> _Required action_: Look through the data below and count each line where the word "within" appears. Reply with the count alone.

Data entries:
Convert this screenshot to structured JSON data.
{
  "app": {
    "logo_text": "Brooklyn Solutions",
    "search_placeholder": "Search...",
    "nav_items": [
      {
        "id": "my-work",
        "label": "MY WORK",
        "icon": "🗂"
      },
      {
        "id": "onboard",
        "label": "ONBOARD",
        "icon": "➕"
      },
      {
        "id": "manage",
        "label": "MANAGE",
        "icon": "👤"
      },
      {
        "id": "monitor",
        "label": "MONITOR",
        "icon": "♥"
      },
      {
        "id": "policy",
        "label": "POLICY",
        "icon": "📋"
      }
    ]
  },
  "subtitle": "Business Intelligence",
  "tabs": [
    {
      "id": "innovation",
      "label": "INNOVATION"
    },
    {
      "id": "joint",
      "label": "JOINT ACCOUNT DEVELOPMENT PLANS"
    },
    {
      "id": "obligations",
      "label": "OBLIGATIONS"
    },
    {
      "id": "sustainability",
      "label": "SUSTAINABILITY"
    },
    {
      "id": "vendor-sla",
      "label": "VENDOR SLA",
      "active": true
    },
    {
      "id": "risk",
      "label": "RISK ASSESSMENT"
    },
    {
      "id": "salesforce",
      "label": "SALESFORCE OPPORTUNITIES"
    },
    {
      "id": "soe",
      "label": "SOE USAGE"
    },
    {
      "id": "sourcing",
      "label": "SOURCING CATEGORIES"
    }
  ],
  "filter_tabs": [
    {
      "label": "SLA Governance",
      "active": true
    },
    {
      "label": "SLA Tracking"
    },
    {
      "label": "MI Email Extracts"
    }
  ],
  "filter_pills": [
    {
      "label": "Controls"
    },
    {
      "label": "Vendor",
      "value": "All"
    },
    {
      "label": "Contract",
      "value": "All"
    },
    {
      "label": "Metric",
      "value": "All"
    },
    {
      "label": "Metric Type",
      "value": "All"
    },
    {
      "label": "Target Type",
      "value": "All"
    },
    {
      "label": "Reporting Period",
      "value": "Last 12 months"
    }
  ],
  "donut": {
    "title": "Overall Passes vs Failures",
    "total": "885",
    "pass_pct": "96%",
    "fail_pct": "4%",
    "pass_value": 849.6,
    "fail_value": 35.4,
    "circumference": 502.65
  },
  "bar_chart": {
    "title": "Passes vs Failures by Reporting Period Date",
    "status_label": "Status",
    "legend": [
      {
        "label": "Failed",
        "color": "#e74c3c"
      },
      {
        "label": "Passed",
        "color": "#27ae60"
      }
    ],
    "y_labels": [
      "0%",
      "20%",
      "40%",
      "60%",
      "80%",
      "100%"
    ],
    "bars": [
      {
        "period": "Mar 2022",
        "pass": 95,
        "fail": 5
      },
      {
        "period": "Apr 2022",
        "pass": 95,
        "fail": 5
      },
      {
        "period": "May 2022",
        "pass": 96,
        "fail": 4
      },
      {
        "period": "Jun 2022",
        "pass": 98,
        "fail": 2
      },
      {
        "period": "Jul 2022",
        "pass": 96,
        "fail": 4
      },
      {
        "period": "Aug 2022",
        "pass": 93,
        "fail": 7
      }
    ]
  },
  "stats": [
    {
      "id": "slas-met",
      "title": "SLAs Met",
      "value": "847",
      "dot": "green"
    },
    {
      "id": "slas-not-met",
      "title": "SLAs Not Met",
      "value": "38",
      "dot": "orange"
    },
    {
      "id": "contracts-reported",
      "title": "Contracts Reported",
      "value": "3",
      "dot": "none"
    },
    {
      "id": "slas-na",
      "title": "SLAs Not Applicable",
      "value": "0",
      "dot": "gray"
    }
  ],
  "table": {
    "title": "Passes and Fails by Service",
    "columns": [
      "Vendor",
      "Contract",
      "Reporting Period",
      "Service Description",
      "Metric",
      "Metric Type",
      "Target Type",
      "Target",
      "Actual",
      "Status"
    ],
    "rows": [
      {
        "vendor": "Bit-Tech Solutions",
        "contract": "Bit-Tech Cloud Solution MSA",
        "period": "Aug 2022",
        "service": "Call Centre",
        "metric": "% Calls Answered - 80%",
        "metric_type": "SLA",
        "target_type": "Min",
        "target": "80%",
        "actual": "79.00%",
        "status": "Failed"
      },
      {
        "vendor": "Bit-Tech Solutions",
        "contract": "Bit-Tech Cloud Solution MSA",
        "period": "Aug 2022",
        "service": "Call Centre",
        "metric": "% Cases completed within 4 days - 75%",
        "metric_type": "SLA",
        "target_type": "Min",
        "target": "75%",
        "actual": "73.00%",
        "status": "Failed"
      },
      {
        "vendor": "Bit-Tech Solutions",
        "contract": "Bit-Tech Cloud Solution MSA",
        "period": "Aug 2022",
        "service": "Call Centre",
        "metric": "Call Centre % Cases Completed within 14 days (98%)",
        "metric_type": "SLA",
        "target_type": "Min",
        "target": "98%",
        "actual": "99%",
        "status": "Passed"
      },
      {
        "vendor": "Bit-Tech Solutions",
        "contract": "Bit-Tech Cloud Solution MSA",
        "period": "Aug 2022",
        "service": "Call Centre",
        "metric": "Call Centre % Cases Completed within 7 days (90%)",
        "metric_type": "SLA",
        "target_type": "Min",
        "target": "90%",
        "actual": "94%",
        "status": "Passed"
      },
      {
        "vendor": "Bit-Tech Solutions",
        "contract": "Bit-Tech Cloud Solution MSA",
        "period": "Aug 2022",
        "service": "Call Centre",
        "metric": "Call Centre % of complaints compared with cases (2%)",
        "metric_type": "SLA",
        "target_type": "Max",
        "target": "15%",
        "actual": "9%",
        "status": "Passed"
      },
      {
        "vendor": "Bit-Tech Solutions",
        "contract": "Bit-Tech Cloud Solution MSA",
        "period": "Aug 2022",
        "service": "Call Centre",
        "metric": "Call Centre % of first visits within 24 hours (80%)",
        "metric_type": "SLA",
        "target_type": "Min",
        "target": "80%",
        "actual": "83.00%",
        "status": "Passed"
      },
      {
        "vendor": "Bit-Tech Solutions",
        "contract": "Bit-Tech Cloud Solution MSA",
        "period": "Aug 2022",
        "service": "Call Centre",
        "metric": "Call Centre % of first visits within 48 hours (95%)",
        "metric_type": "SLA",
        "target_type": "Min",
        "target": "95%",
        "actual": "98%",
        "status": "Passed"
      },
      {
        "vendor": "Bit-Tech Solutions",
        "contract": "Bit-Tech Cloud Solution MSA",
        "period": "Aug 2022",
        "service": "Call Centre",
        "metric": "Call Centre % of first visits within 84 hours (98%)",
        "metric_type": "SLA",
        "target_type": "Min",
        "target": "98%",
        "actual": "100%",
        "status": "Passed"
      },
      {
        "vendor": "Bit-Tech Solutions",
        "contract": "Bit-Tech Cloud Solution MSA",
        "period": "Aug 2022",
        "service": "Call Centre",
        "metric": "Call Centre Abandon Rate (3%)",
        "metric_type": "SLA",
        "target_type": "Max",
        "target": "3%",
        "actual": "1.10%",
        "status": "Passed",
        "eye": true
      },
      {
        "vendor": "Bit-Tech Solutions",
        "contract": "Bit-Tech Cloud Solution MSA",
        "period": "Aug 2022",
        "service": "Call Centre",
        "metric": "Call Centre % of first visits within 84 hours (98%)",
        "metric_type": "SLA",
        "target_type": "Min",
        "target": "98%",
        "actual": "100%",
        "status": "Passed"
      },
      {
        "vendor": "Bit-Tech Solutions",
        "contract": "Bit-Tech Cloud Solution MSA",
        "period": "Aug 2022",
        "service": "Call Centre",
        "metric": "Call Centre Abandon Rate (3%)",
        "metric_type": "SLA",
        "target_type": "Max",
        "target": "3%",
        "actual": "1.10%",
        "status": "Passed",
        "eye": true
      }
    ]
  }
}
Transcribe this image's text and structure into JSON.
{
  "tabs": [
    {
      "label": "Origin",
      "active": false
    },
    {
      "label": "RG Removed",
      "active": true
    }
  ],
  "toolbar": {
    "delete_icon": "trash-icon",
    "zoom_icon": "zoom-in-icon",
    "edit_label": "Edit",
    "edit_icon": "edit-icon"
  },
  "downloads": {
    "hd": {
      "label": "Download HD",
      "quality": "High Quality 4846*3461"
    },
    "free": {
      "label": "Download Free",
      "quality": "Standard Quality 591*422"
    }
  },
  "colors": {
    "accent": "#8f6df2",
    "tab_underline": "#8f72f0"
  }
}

> _Response area_: 7